Wealthy marriages are motivated by mutuality, understanding that sharing is the foundation of healthy relationships. They intentionally share the important aspects of their lives because they understand that this is the process that God uses to shape each of them into the vessels that God has purposed them to be.
In sum, wealthy marriages see financial management as a tool for honoring mutuality over materialism.
Financial distress cripples many families. When the pressures of adjusting mortgages and escalating credit card balances impinge upon the marriage, husbands and wives tend to distance from each other. Feelings of guilt, shame, and disappointment often foster power imbalances that isolate spouses.
Contrarily, wealthy marriages use times of desperation to draw closer together because they embrace the idea that they are allies empowered to tackle a common foe, financial or otherwise.
Wealthy marriages see financial distress and success as empowering them to resiliently embrace their collective strengths.
Finding emotional security in the sacred
God designed us to crave security—a survival instinct. From the beginning of creation until today, Satan’s strategy has been to distort human perceptions of security in order to separate us from one another and from God. Today, Satan deceives us to entrust our emotional and financial security to temporal measures such as pre-nuptial agreements, separate bank accounts, and bills assigned to one party or the other. There is nothing inherently wrong with any of these. But, problems arise when we trust these measures for our security more than we trust our spouses and God.
Wealthy marriages recognize that as living temples every aspect of their marriage is sacred—set apart to worship. Therefore, their security is found in their faith, their obedience to the Lord’s command. Wealthy marriages see their joint resources (including their finances) as sacred treasure to draw mankind to God.
Prioritize service to others over their own self-centeredness
The theme of scripture is the importance of service to others. As Christians we look to the parable of the talents (Matthew 25:14-30) as a clear representation of the manner in which God calls us to be good stewards. Wealthy marriages model stewardship from a service-orientation, appropriating their resources and life experiences as offerings to others. Their faith comforts them that God will meet their needs as they serve others.
The signs that we are continuing to recover from our economic recession are strong. But, I’m very concerned about whether we are recovering from the relational recession that continues to plague our communities. When left to our sinful devices, our marriages are ill prepared to weather the relational or financial storms.
Our promise, however, is that God empowers us to transform our marital mess into a wealthy marriages as we walk in obedience to God’s edicts.
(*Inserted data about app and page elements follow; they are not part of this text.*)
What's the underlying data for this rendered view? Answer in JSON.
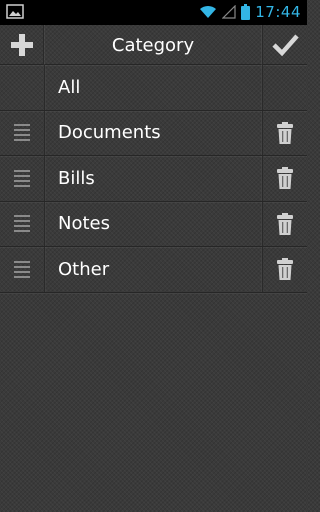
{
  "status_bar": {
    "time": "17:44",
    "icons": [
      "gallery-notification-icon",
      "wifi-icon",
      "signal-icon",
      "battery-icon"
    ]
  },
  "action_bar": {
    "title": "Category",
    "add_icon": "plus-icon",
    "done_icon": "checkmark-icon"
  },
  "categories": [
    {
      "label": "All",
      "reorderable": false,
      "deletable": false
    },
    {
      "label": "Documents",
      "reorderable": true,
      "deletable": true
    },
    {
      "label": "Bills",
      "reorderable": true,
      "deletable": true
    },
    {
      "label": "Notes",
      "reorderable": true,
      "deletable": true
    },
    {
      "label": "Other",
      "reorderable": true,
      "deletable": true
    }
  ],
  "colors": {
    "accent": "#33b5e5",
    "background": "#3a3a3a",
    "icon": "#d0d0d0"
  }
}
When we do, I am convinced that God will highlight our marriages and family relationships rather than the leading U.S. economic indicators, as the true barometer of wealth in our economy. Wealthy homes become an inheritance that reap transgenerational dividends.